The terrain grew more hilly just beyond the city's environs. Ćdwige's steps began to flag, and Brendan wondered if she was beginning to tire. He imagined she must be exhausted by this time and would surely be looking for someplace safe to shelter for the night before too much longer, although there was a chance she might choose to use a fatigue banishing spell instead. As he watched and pondered what she might decide to do, he saw a small band of shadowy figures ride out from behind a low hill, stopping directly in the young woman's path. He suppressed his instinctive urge to intervene, sternly directing his men to hold back while they assessed the situation. She did not appear to be under any sort of immediate attack, at any rate. It appeared that Ćdwige and the leader of the other party were conversing at length.

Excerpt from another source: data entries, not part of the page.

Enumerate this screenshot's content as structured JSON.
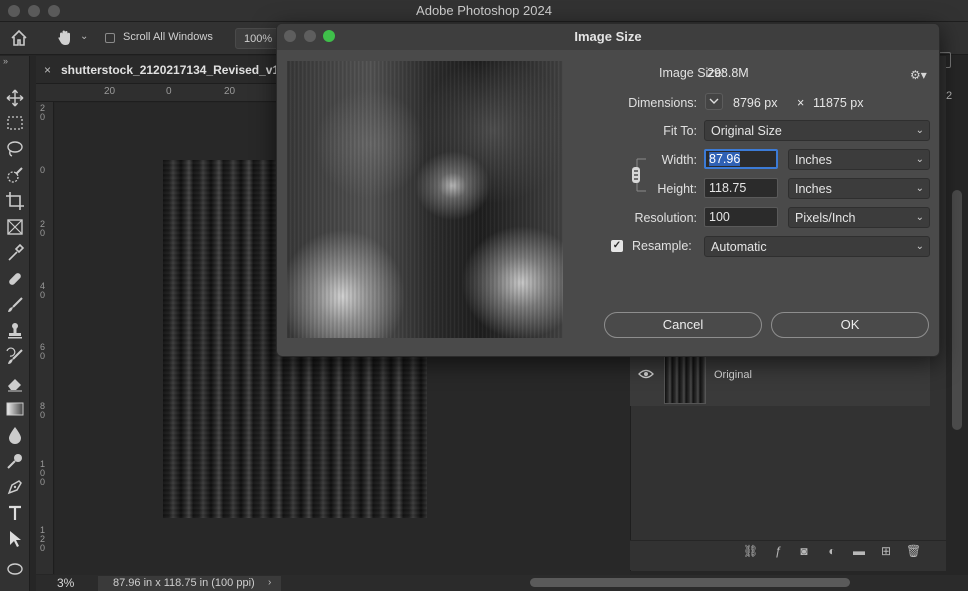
{
  "app": {
    "title": "Adobe Photoshop 2024"
  },
  "options_bar": {
    "scroll_all_windows_label": "Scroll All Windows",
    "zoom_value": "100%"
  },
  "document": {
    "tab_name": "shutterstock_2120217134_Revised_v1",
    "tab_close": "×"
  },
  "rulers": {
    "top_labels": [
      "20",
      "0",
      "20"
    ],
    "left_labels": [
      "2\n0",
      "0",
      "2\n0",
      "4\n0",
      "6\n0",
      "8\n0",
      "1\n0\n0",
      "1\n2\n0"
    ]
  },
  "status": {
    "zoom": "3%",
    "doc_info": "87.96 in x 118.75 in (100 ppi)",
    "arrow": "›"
  },
  "layers": {
    "layer_name": "Original",
    "right_panel_number": "2"
  },
  "dialog": {
    "title": "Image Size",
    "image_size_label": "Image Size:",
    "image_size_value": "298.8M",
    "dimensions_label": "Dimensions:",
    "dimensions_width": "8796 px",
    "dimensions_times": "×",
    "dimensions_height": "11875 px",
    "fit_to_label": "Fit To:",
    "fit_to_value": "Original Size",
    "width_label": "Width:",
    "width_value": "87.96",
    "width_unit": "Inches",
    "height_label": "Height:",
    "height_value": "118.75",
    "height_unit": "Inches",
    "resolution_label": "Resolution:",
    "resolution_value": "100",
    "resolution_unit": "Pixels/Inch",
    "resample_label": "Resample:",
    "resample_checked": true,
    "resample_value": "Automatic",
    "cancel_label": "Cancel",
    "ok_label": "OK"
  },
  "colors": {
    "accent": "#3c7bd6",
    "window_bg": "#262626",
    "dialog_bg": "#4a4a4a",
    "green_dot": "#3fbf4a"
  }
}
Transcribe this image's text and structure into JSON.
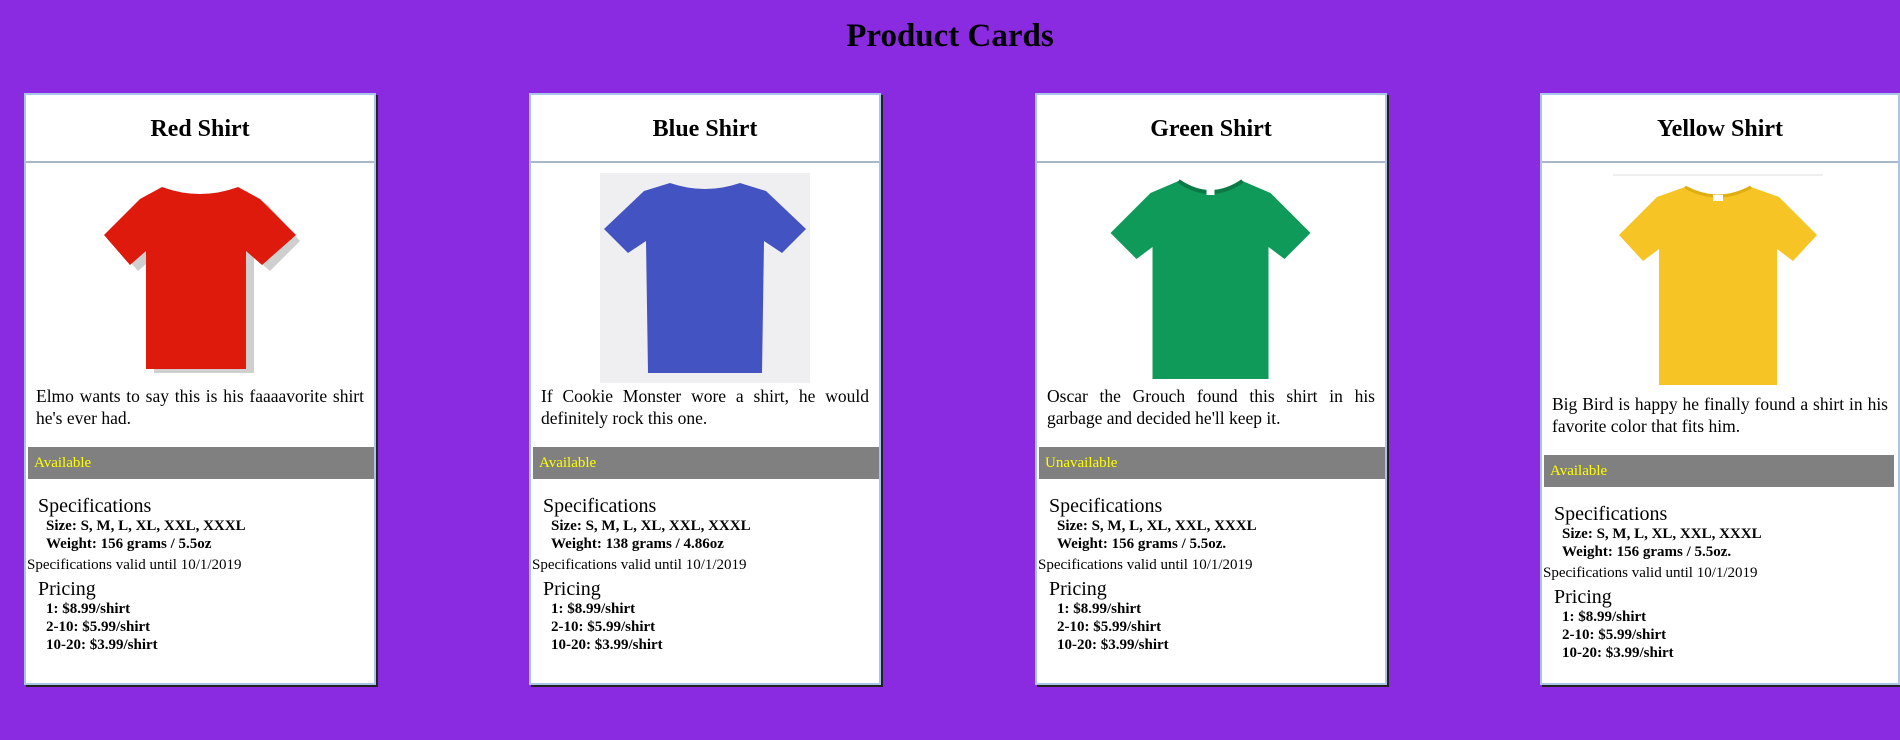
{
  "page": {
    "title": "Product Cards"
  },
  "cards": [
    {
      "name": "Red Shirt",
      "color": "#dd1a0c",
      "description": "Elmo wants to say this is his faaaavorite shirt he's ever had.",
      "status": "Available",
      "specs_heading": "Specifications",
      "size": "Size: S, M, L, XL, XXL, XXXL",
      "weight": "Weight: 156 grams / 5.5oz",
      "valid": "Specifications valid until 10/1/2019",
      "pricing_heading": "Pricing",
      "prices": [
        "1: $8.99/shirt",
        "2-10: $5.99/shirt",
        "10-20: $3.99/shirt"
      ]
    },
    {
      "name": "Blue Shirt",
      "color": "#4453c2",
      "description": "If Cookie Monster wore a shirt, he would definitely rock this one.",
      "status": "Available",
      "specs_heading": "Specifications",
      "size": "Size: S, M, L, XL, XXL, XXXL",
      "weight": "Weight: 138 grams / 4.86oz",
      "valid": "Specifications valid until 10/1/2019",
      "pricing_heading": "Pricing",
      "prices": [
        "1: $8.99/shirt",
        "2-10: $5.99/shirt",
        "10-20: $3.99/shirt"
      ]
    },
    {
      "name": "Green Shirt",
      "color": "#109a5a",
      "description": "Oscar the Grouch found this shirt in his garbage and decided he'll keep it.",
      "status": "Unavailable",
      "specs_heading": "Specifications",
      "size": "Size: S, M, L, XL, XXL, XXXL",
      "weight": "Weight: 156 grams / 5.5oz.",
      "valid": "Specifications valid until 10/1/2019",
      "pricing_heading": "Pricing",
      "prices": [
        "1: $8.99/shirt",
        "2-10: $5.99/shirt",
        "10-20: $3.99/shirt"
      ]
    },
    {
      "name": "Yellow Shirt",
      "color": "#f6c425",
      "description": "Big Bird is happy he finally found a shirt in his favorite color that fits him.",
      "status": "Available",
      "specs_heading": "Specifications",
      "size": "Size: S, M, L, XL, XXL, XXXL",
      "weight": "Weight: 156 grams / 5.5oz.",
      "valid": "Specifications valid until 10/1/2019",
      "pricing_heading": "Pricing",
      "prices": [
        "1: $8.99/shirt",
        "2-10: $5.99/shirt",
        "10-20: $3.99/shirt"
      ]
    }
  ]
}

Then the horseman held out what appeared to be a flask to the young woman, who accepted it, drinking from it rather greedily from what Brendan could make out, although even Deryni-enhanced senses could not pierce the night's darkness well enough for him to be certain of what he saw by this point. He gave a signal to his men to spread out, and they continued moving forward cautiously, remaining vigilant, under orders to observe but not make their presence known. Their quarry appeared to need no rescue at the moment, and even if she did, they could not legally go to her aid. Not yet. But if Ćdwige were going to commit some breach of the sanctuary law, it would probably happen in the next few moments, and once that happened, his men would be more free to intervene. Then they could make their arrest, or even more than one if that proved to be necessary, and if they happened to save the wily young vixen's scheming little life in the process, she might even be grateful, if only momentarily. Any gratitude would have worn off by the time they brought her back to Kelson, of course, but Brendan could live with that.
He caught Sextus Arilan's eye and nodded towards a shadowy hillside, casting a quick burst of thought in his direction. Arilan nodded and turned to give similar silent direction to his squire. The two rode on, taking a different path forward from the young Earl's.
Chapter Twenty-Six: http://www.rhemuthcastle.com/index.php?topic=871.0